The scoop on the 504 plan

The purpose of 504 plans is to allow students with disabilities to have an equal opportunity to participate services, programs and activities alongside their peers.

Photo courtesy of MCPS

The purpose of 504 plans is to allow students with disabilities to have an equal opportunity to participate services, programs and activities alongside their peers.

Elena Parisi, senior Features writer

At RM, most students have seen a peer stay after a test to utilize their extended time or use a flash pass to go to the counselor.
A 504 plan is a legal document that prevents disabled students from being given unequal education opportunities. It is a part of the Rehabilitation Act passed by Congress in 1973. 

“It’s designed for students with disabilities to be able to access the curriculum at the same rate as their peers, meaning that their disability is not getting in the way of them being able to take the same classes and do just as well,” counselor Julie Colatrella said.

504 plans give students accommodations to help them be successful academically. They are highly personalized based on the individual student’s disabilities and needs in the classroom. There is a wide range of disabilities that can make a student eligible for a 504 plan. Some of the most common are ADHD, anxiety, depression, and any temporary or permanent physical disability. 

504 plans work by looking at the life functions that are undermined by a particular disability. Accommodations are then given based on the impaired life functions.

There is also a varied list of accommodations that can be used to help with particular disabilities. For example, a student with a broken leg may be given a temporary 504 plan that allows them to leave classes five minutes early and to use the school’s elevators. Students with diabetes are often allowed to have their food with them while taking a test.

Academically, some of the most common accommodations are receiving teacher notes or lesson outlines, and extended time on tests. Most students with extended time are given 150% of the original time allocated for the assessment. Students may also receive accommodations that allow them to sit near the teacher or use a calculator on non-calculator math tests.

All of these accommodations are assigned to a specific student based on their impaired life functions. “One of the functions of my life is concentrating… I have trouble processing information especially [when it’s] given to me auditorily… so being able to get teacher notes really helps for that,” sophomore Grace Volchok said.

The process of getting a 504 plan usually begins when teachers realize a particular student is struggling in classes. “My first step would be to talk to the students first to see what they are feeling, if they do feel like they want a little bit of extra support,” math teacher Lynly Lovelace said.

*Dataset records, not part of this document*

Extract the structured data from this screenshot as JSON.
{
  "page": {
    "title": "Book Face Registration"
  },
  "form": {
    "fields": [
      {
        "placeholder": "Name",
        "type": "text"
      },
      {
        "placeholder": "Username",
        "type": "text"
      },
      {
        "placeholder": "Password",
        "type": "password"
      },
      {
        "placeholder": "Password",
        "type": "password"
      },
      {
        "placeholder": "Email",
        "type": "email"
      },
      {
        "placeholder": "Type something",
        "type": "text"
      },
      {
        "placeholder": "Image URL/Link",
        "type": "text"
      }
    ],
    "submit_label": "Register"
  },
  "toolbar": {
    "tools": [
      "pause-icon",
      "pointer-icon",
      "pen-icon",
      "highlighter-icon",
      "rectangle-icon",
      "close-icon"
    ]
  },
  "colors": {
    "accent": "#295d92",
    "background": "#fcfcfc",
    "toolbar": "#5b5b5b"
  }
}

The process can also begin when the students get diagnosed with a disability that might show up in school. “There had been some problems in school, especially with getting assignments in. And I had recently gotten diagnosed with ADHD, and I guess anxiety by then as well,” Volchok said.

At this point, the issues are brought up to the student’s counselor, who works to determine if the student is eligible for a 504 plan. To be eligible, the students must show documentation of a disability, most often in the form of a diagnosis from a doctor or therapist.

Next, it must be proved that the student’s disability affects their learning. This information comes from the student’s teachers. Finally, there is a meeting between the student, their parents, their counselor, their administrator, some of their teachers, and the school psychologist to decide on eligibility. 

If the student is found eligible, the group decides upon which accommodations will be included in the student’s 504 plan. “They all just sat down and were like, ‘Okay, what do we think would be helpful to have for Grace in the classroom?’ And that was based on information from teachers, and then also just general information about stuff that has been proven helpful for ADHD,” Volchok said.

Every year, the student’s accommodations get reevaluated. The student, teachers, and counselor analyze each accommodation for if and how it is being used, and whether or not it is helping. If the accommodation is not being used or is unhelpful, it is removed from the 504 plan. The student and teachers can also propose new accommodations that might be beneficial, which are then added to the plan.

Once a 504 plan is in place, the student’s teachers are given a copy of it, and the accommodations get implemented in the classroom. Most accommodations are student-initiated, meaning the student must tell the teacher that they would like to use extended time on a particular test or request a copy of the notes. 

“While it would be ideal that the teachers kind of implement these for you, the reality of the situation is that they have hundreds of students and many of them have 504s,” Ms. Colatrella said. “Usually it does fall on the student to advocate for themselves.”

Teachers are generally very accommodating to students with 504 plans, granting the accommodations after the student advocates for them. It is up to individual teachers to figure out how they will ensure their students receive equal access to the lessons. “A lot of my students with 504s have an accommodation for the outline of the notes. So instead of printing them and making it obvious who I’m handing it out to, I just post my notes on Canvas for everyone,” Ms. Lovelace said. “That way it’s not singling out certain students.”

504 plans are incredibly helpful to the students who have them. “The extended time helps with a couple different things. If I’m having trouble focusing on or having a lot of anxiety all of that will slow me down,” Volchok said. “I do know if I wasn’t getting extended time on these tests, I would not be finishing them.” These plans allow the students to access learning at the same rate as their peers, ensuring that no one gets left behind.